**TASK GOAL**
In the entries below, find the string "content" and return each line holding it.

+++

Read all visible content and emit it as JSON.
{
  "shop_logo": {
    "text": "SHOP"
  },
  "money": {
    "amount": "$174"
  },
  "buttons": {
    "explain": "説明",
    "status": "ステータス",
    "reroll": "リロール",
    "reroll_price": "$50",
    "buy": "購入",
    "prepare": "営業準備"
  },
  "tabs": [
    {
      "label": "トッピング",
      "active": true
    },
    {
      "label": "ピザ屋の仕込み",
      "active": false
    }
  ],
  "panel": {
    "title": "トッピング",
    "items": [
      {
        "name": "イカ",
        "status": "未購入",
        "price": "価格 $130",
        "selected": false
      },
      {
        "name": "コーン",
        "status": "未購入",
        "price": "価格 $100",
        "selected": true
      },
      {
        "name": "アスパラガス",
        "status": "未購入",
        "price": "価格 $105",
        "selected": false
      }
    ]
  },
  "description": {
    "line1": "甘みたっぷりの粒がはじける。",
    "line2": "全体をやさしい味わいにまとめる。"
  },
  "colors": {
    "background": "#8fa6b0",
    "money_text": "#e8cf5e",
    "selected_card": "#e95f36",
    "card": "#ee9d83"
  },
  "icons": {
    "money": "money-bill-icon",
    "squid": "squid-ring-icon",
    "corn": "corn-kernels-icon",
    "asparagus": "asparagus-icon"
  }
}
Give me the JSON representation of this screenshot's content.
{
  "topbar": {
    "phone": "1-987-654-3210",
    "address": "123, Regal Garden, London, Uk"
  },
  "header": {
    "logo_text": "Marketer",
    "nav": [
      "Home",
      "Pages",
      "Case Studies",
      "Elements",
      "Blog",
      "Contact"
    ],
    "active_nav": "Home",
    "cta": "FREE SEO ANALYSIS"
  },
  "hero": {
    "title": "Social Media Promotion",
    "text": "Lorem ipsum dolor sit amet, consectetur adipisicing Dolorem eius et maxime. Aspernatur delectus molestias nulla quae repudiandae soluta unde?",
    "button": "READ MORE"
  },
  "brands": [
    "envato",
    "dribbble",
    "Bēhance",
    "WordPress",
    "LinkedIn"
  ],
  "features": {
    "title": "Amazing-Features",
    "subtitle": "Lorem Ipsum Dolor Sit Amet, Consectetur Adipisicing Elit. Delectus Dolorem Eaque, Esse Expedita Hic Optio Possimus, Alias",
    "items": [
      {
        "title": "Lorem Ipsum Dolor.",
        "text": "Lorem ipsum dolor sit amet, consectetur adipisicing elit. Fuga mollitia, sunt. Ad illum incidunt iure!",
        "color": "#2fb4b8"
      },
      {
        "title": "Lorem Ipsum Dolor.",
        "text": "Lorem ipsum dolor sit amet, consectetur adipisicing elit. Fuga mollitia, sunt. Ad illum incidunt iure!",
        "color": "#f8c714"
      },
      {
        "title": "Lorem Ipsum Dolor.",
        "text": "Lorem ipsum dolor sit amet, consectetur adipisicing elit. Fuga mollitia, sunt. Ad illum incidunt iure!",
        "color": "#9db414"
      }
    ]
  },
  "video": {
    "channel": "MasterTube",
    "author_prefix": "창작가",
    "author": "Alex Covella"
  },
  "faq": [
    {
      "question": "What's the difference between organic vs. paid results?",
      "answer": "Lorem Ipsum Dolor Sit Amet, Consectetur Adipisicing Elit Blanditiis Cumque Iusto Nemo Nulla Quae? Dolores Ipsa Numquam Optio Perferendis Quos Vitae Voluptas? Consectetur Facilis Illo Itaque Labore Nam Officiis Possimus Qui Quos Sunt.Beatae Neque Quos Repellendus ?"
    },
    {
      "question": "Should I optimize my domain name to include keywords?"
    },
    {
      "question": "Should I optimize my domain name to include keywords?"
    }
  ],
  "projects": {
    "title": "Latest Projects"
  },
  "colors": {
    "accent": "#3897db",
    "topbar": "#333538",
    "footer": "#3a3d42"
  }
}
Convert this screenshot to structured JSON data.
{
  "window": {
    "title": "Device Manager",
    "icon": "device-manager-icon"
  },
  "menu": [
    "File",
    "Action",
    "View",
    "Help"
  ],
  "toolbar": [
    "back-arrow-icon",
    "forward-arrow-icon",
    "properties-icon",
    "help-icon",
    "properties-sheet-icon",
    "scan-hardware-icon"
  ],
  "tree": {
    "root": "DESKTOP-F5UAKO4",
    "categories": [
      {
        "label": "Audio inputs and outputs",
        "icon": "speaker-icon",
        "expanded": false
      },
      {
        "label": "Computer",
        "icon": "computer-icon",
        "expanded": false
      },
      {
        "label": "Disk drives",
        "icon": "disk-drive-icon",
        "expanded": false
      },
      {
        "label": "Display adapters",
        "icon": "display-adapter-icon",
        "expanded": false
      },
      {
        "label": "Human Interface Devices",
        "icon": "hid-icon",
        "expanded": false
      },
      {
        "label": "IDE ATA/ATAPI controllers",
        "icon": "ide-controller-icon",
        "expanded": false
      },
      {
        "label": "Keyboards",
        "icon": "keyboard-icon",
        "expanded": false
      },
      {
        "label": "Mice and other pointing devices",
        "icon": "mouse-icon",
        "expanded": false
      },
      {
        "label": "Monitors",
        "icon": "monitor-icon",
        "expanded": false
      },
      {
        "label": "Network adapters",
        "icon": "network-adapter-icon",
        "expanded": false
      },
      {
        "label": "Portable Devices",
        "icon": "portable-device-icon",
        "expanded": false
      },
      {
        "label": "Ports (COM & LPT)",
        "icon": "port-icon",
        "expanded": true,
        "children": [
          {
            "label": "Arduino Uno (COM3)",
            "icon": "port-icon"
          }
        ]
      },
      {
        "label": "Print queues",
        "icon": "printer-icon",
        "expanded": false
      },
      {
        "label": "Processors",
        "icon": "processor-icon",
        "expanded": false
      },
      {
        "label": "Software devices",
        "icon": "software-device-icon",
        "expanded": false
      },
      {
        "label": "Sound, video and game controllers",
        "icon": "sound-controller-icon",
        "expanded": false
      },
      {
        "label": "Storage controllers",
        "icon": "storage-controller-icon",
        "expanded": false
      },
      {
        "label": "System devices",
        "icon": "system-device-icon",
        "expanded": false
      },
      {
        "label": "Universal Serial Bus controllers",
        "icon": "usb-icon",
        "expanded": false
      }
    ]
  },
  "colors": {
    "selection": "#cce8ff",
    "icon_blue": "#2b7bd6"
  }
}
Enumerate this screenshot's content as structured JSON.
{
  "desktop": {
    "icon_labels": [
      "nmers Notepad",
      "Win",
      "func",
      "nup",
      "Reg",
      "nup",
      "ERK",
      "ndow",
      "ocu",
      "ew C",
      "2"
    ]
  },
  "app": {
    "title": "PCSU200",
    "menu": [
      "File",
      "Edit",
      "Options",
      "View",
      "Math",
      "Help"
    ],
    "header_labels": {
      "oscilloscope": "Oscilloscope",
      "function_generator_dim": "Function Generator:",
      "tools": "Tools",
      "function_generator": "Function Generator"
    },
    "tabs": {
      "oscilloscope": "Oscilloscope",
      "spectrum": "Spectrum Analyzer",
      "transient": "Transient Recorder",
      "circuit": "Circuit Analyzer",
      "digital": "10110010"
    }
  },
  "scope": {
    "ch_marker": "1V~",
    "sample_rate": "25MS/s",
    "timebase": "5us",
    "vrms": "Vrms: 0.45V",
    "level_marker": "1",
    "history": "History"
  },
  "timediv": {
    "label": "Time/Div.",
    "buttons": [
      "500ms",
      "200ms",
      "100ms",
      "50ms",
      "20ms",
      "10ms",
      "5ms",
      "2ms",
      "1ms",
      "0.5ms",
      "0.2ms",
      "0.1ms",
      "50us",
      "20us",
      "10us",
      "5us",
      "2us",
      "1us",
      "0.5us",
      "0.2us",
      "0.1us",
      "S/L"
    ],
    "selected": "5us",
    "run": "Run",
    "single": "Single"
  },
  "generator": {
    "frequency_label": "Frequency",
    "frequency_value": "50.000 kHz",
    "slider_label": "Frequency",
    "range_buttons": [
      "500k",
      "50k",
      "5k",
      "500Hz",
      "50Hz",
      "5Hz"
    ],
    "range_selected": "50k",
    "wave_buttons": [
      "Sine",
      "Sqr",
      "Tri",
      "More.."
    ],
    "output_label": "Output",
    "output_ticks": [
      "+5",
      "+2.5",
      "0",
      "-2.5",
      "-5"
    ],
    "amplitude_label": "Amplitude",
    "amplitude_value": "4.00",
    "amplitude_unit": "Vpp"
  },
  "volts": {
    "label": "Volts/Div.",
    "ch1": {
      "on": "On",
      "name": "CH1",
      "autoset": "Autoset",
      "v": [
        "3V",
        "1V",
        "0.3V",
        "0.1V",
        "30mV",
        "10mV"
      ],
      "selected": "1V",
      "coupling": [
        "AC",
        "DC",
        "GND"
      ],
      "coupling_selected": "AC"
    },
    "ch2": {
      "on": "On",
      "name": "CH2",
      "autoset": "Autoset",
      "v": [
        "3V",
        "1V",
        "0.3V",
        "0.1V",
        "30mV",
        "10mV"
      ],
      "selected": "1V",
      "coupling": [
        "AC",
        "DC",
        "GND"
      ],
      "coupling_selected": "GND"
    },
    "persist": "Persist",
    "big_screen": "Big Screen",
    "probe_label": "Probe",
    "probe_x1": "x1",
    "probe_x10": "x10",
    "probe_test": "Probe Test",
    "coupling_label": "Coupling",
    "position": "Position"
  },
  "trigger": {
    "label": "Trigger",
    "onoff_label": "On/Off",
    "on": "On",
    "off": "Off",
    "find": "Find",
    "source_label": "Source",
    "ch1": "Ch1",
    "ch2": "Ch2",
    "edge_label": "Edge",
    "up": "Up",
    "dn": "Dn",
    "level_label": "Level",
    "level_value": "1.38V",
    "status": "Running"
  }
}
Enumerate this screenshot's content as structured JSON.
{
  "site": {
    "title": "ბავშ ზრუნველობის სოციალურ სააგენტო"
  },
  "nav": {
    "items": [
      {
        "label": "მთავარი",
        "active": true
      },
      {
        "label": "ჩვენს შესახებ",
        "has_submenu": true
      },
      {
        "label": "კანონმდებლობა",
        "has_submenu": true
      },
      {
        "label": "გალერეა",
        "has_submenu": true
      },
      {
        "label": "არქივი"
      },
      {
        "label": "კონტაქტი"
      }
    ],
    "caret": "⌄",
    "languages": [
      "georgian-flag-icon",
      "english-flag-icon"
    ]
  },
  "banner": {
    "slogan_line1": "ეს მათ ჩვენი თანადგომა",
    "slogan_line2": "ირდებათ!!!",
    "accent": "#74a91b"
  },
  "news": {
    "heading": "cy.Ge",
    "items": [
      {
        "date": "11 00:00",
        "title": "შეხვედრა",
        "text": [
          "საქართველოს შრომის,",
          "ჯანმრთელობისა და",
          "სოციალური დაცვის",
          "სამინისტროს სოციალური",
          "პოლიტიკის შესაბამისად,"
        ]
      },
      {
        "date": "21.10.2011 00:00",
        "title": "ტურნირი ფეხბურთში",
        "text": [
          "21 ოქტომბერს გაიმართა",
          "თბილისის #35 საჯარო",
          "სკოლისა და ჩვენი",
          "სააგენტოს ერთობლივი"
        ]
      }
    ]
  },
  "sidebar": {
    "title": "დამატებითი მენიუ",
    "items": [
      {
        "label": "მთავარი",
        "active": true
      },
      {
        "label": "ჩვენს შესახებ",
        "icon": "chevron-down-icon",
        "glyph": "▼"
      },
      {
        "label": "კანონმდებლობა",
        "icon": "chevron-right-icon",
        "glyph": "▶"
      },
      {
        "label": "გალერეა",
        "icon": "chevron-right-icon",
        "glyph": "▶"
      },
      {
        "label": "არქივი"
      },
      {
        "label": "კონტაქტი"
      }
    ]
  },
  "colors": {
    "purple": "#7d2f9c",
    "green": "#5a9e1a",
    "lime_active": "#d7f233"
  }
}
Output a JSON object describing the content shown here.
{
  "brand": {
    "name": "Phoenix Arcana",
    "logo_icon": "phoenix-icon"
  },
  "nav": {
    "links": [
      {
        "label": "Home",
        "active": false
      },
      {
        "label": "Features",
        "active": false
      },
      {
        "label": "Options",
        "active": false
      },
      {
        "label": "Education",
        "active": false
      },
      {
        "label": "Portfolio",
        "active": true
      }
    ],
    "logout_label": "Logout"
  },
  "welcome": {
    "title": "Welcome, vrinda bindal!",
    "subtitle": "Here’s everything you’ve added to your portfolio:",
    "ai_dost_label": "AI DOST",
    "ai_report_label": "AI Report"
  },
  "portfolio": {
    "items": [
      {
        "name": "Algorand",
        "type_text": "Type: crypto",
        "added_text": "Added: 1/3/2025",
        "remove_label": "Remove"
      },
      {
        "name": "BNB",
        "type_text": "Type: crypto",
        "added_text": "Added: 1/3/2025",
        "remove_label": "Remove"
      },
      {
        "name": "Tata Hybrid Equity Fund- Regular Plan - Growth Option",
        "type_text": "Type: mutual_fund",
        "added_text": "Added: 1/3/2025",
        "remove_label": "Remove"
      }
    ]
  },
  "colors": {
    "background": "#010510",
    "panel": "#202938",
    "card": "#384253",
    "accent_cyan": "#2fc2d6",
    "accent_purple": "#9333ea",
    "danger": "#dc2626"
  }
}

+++

**ANSWER BELOW**
Read all visible content and emit it as JSON.
Give me the JSON representation of this screenshot's content.
Enumerate this screenshot's content as structured JSON.
Enumerate this screenshot's content as structured JSON.
Output a JSON object describing the content shown here.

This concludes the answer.